→ **WHAT IS BEING ASKED**: Only the lines with "subtitle" in them need to be copied from the listing.

→ **DATASET RECORDS**:
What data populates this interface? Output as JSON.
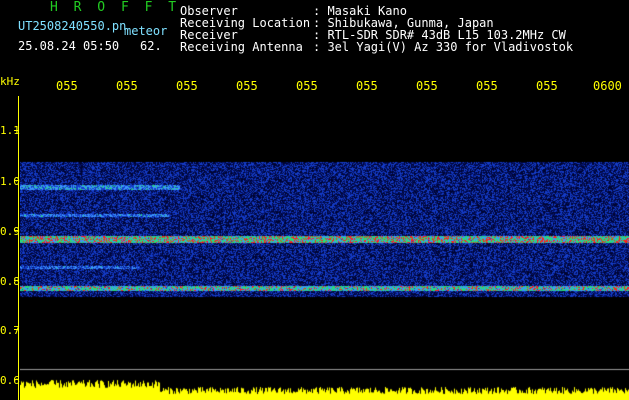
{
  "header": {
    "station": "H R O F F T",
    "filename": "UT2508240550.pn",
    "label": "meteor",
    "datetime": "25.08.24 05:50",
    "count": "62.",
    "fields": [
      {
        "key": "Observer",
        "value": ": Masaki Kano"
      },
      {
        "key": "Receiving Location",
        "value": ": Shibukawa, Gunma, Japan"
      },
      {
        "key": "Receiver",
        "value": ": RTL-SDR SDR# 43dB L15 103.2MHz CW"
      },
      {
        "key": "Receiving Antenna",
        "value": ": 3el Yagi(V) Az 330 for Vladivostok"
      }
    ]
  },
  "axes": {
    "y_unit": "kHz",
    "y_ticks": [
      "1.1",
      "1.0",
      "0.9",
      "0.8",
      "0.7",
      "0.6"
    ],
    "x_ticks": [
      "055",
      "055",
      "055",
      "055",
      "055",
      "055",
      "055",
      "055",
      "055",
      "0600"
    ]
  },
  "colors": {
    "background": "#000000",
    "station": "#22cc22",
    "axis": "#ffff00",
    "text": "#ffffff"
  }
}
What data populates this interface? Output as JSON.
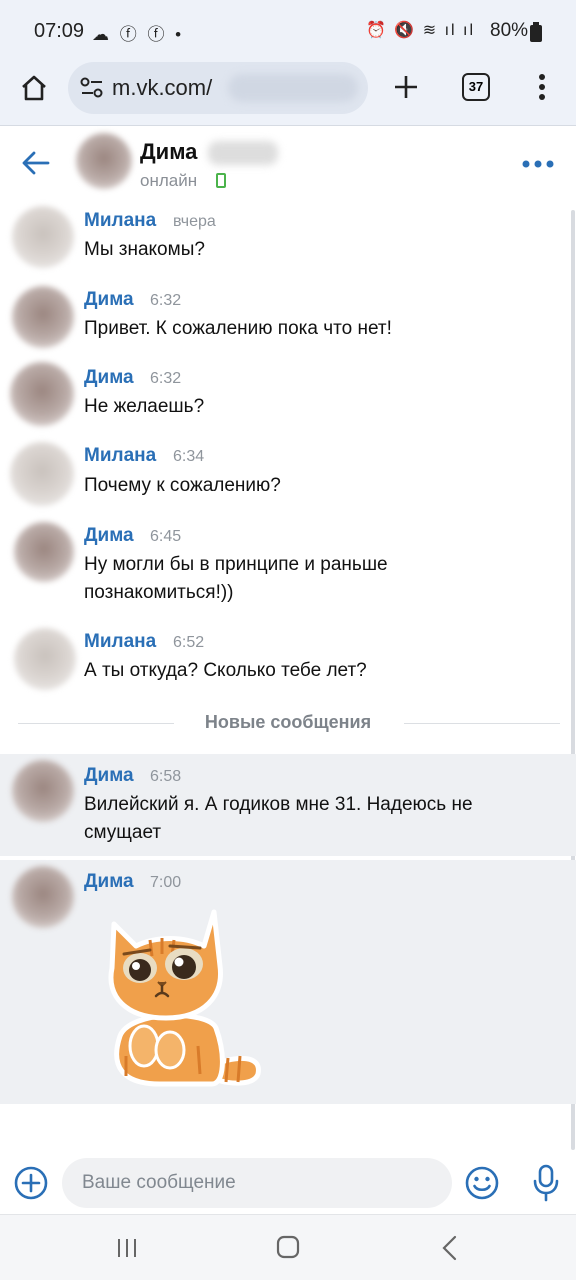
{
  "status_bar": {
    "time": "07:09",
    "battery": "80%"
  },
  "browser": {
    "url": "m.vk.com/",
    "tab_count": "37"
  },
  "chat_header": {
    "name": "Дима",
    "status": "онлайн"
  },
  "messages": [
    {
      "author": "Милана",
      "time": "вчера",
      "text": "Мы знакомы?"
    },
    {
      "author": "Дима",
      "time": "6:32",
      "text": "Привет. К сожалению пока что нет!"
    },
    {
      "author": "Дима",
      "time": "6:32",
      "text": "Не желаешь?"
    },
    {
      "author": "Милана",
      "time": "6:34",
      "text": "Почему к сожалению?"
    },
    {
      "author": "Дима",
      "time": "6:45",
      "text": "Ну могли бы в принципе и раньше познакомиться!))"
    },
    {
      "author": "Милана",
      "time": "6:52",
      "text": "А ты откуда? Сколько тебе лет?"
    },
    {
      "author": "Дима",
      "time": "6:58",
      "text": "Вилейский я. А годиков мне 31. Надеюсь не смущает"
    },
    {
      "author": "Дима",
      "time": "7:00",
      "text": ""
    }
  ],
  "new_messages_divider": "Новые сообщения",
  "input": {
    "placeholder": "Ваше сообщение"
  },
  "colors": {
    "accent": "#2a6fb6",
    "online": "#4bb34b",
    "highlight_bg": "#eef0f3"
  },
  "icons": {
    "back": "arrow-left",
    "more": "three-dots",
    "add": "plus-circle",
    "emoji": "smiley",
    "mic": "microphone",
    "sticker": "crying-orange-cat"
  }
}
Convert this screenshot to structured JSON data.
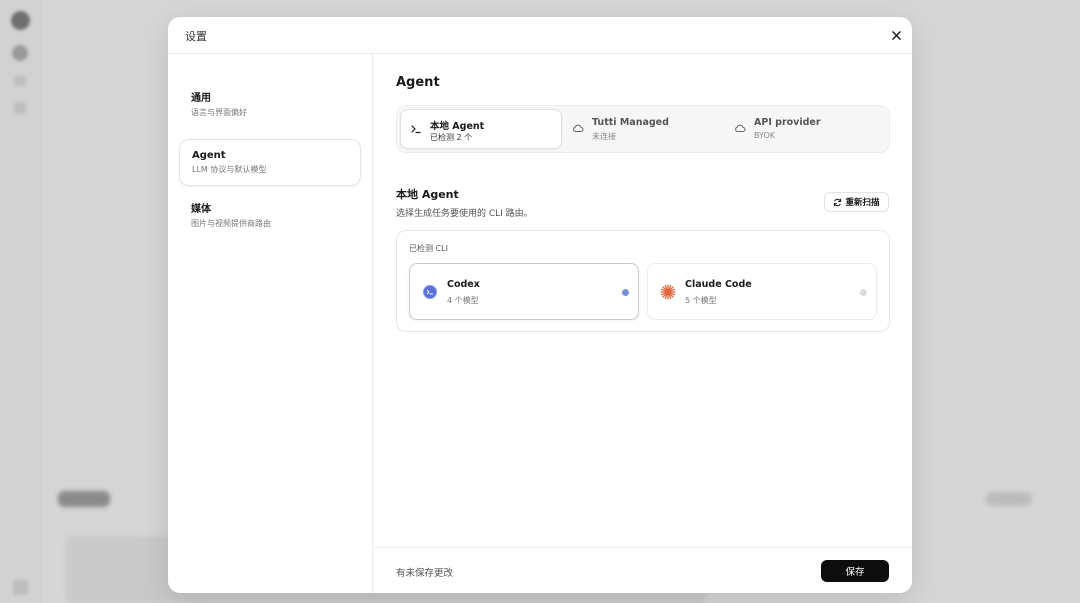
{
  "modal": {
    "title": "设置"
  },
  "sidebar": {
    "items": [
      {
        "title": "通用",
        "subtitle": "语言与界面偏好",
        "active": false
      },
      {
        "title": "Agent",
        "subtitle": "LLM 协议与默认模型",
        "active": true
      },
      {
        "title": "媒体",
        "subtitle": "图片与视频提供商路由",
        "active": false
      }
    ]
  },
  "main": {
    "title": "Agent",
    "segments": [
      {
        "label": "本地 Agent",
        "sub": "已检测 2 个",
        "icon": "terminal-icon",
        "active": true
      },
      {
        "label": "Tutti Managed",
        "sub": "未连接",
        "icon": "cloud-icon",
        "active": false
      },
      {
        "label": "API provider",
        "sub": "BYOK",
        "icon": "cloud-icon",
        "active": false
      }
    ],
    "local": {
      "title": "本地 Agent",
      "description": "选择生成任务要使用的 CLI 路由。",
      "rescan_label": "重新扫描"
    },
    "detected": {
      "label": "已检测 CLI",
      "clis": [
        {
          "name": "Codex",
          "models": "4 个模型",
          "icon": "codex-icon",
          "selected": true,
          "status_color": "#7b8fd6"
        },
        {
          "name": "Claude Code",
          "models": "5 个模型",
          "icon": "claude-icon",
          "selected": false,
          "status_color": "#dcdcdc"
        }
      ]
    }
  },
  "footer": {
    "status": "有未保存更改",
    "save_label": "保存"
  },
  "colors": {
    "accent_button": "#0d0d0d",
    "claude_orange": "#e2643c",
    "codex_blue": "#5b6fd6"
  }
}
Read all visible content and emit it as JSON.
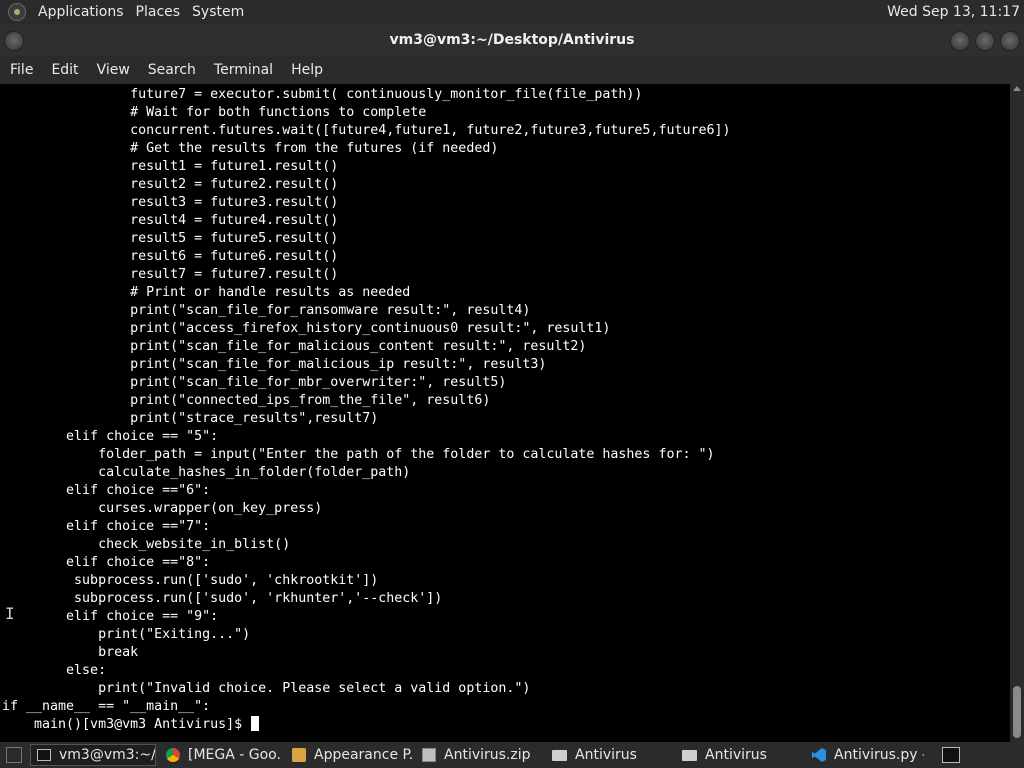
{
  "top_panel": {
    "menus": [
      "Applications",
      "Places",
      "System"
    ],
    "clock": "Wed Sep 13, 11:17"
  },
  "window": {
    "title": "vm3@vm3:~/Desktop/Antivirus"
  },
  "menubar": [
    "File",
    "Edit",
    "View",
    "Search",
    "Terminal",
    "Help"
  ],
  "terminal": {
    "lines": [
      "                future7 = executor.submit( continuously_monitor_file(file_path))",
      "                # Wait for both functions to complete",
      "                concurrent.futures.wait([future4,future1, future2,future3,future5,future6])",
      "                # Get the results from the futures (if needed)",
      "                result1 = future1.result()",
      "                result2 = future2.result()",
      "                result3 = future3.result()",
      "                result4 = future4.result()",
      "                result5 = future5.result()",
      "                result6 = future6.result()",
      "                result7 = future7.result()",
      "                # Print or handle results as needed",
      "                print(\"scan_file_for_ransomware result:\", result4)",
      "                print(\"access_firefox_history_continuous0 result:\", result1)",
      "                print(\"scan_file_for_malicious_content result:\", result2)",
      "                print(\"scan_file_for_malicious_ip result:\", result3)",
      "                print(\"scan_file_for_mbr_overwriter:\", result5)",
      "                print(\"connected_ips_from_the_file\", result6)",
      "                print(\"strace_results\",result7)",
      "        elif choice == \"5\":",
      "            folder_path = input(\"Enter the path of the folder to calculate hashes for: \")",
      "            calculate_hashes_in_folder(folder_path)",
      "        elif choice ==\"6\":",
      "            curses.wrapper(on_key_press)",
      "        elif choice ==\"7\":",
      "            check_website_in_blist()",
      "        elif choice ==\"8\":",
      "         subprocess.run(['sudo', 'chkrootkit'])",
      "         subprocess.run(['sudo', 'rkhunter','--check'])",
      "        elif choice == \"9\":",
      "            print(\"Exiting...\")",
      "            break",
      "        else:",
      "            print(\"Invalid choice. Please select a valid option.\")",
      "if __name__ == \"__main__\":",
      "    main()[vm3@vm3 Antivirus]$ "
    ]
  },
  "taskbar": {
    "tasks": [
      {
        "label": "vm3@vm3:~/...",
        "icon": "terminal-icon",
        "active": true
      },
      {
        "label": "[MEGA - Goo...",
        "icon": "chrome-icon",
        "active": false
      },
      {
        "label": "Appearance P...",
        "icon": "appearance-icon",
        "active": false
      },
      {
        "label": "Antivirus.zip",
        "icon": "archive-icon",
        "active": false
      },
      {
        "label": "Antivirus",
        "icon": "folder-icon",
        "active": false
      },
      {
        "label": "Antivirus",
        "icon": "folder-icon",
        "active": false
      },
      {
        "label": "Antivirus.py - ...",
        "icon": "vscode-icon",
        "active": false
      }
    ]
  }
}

→ **SOLUTION TO THIS TASK**:
        "subtitle": "语言与界面偏好",
        "subtitle": "LLM 协议与默认模型",
        "subtitle": "图片与视频提供商路由",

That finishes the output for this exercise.